Thousands of Yazidis in Iraq escaped the genocidal wrath of the Islamic State (ISIS/ISIL) but remain in miserable conditions at refugee camps. One shelter in Khanke, Iraq, took in over 70,000 people in August. The conditions there have not improved.
Khanke is less than an hour away from Dohuk, where the average temperature highs in the last three months are 106, 99, and 84. The heat is unbearable for the refugees. To make matters worse, there is no indoor plumbing. This means no bathrooms or showers, which puts the people at risk for numerous diseases. Mosquitoes constantly bother everyone at night.
The majority of the Yazidis at the camp are women and children. The Islamic State executed the young men and abducted women to be sex slaves. The jihadists did not just target the Yazidis, however. A Muslim woman told Rudaw that “her husband, along with his father and two brothers, were publicly executed in front of her.”
Nagehan Alçi with Daily Sabah visited a camp in Diyarbakir, Turkey. Of the more than 4,300 refugees, 1,700 are children. Despite the huge number of people, there are only 600 tents. Many live under trees, but winter is approaching.
“It is almost impossible to live in a tent under harsh winter conditions, much less a tree,” she said. “When I asked a municipal official what they will do about this situation, he said container houses are needed and that governmental support is essential.”
She then went to a university building, which is home to 157 children. The residents surrounded her and smiled. A woman in red spoke to Alçi.

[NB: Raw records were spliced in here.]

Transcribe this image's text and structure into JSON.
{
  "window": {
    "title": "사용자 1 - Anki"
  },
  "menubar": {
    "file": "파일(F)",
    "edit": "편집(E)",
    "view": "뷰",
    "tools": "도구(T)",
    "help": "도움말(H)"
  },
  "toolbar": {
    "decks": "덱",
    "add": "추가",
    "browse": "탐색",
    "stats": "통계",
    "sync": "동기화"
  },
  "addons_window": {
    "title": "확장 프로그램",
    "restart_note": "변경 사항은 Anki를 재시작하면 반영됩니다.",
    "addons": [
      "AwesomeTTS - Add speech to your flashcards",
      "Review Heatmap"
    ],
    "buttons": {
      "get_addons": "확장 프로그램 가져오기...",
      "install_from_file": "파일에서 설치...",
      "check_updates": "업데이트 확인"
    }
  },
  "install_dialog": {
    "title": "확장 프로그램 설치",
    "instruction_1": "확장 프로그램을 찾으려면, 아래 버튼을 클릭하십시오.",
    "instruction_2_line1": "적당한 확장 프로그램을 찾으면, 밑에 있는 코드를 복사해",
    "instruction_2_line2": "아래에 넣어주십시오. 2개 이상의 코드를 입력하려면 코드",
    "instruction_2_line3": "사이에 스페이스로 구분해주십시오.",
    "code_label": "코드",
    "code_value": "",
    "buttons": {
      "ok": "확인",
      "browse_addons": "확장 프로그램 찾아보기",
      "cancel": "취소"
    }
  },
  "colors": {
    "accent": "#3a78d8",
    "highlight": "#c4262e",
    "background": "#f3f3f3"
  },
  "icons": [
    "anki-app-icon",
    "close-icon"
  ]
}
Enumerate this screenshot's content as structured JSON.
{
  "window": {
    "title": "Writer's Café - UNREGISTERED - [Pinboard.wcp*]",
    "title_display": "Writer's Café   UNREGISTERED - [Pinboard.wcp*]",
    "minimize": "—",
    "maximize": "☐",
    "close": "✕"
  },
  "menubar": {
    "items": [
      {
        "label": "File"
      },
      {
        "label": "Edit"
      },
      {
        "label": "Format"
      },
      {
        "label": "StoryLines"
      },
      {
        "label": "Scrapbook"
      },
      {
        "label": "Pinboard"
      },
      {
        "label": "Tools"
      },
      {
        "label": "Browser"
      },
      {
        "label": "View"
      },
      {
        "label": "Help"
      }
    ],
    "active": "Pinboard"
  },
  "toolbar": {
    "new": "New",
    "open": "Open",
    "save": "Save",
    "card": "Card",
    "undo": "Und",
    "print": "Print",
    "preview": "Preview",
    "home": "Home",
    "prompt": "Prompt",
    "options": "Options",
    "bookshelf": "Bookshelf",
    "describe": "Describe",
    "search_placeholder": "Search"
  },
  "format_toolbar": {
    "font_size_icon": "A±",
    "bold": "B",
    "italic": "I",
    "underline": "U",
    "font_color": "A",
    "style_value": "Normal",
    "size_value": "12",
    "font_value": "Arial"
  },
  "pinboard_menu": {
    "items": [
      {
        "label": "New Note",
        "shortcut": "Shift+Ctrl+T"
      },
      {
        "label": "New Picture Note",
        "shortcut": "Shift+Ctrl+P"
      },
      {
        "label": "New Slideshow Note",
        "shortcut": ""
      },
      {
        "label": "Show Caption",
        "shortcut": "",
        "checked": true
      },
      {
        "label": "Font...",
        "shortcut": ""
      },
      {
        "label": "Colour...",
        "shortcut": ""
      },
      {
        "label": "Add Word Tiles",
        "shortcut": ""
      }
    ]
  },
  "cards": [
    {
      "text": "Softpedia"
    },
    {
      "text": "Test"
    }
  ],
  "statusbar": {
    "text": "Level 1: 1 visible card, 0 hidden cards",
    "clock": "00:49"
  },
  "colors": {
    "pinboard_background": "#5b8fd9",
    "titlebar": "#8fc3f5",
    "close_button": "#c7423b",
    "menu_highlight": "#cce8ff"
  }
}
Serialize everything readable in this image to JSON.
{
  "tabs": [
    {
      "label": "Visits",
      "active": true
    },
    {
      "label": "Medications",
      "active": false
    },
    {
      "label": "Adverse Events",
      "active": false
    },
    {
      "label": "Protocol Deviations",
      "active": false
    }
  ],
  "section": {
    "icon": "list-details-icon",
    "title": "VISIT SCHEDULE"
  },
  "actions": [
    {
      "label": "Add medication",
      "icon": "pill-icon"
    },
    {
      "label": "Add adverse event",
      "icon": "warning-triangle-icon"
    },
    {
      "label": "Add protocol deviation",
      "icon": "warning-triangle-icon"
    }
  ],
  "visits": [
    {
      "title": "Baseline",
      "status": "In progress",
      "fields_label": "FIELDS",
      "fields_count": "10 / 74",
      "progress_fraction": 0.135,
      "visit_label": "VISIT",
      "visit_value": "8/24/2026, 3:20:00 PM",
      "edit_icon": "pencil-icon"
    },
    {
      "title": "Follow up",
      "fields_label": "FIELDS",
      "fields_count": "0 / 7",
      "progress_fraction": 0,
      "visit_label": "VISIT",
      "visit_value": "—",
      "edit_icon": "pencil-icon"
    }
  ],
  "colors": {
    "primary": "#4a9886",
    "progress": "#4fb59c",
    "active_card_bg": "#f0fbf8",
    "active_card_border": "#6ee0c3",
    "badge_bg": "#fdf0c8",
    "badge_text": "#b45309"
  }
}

“They [ISIS] suddenly came and attacked everywhere and all of us,” said the woman. “They abducted women and youth and shot 200 children dead in front of our eyes.”
Alçi asked Agriculture Minister Mehdi Eker about the camps and why no ministers in Turkey visited the Yazidis. He said, “The municipality literally kidnapped these people from the hands of the state and did not send them to the camp designed by AFAD [Disaster and Emergency Management Presidency of Turkey] in Mardin’s Midyat.” Many Yazidis have reported they do not want to be in Midyat because Arabs are also in that camp. Due to Alçi’s concerns, Eker visited the Yazidis and “shared their sorrow to show that the Turkish state was on their side.” Alçi believes the state will build the proper shelter for the Yazidis.
Some in the area posted pictures of Yazidi camps on social media:
— Mustafa Sadeer (@MustafaSadeer) September 17, 2014
Featuring one of the first refugee camps I was at where there were Yazidi children.UNHCR pic.twitter.com/rDFLrZbAeG
— Gail Orenstein (@gail_orenstein) September 26, 2014
— Humanitarian Relief (@IHHen) September 11, 2014
— curdistani (@curdistani) August 26, 2014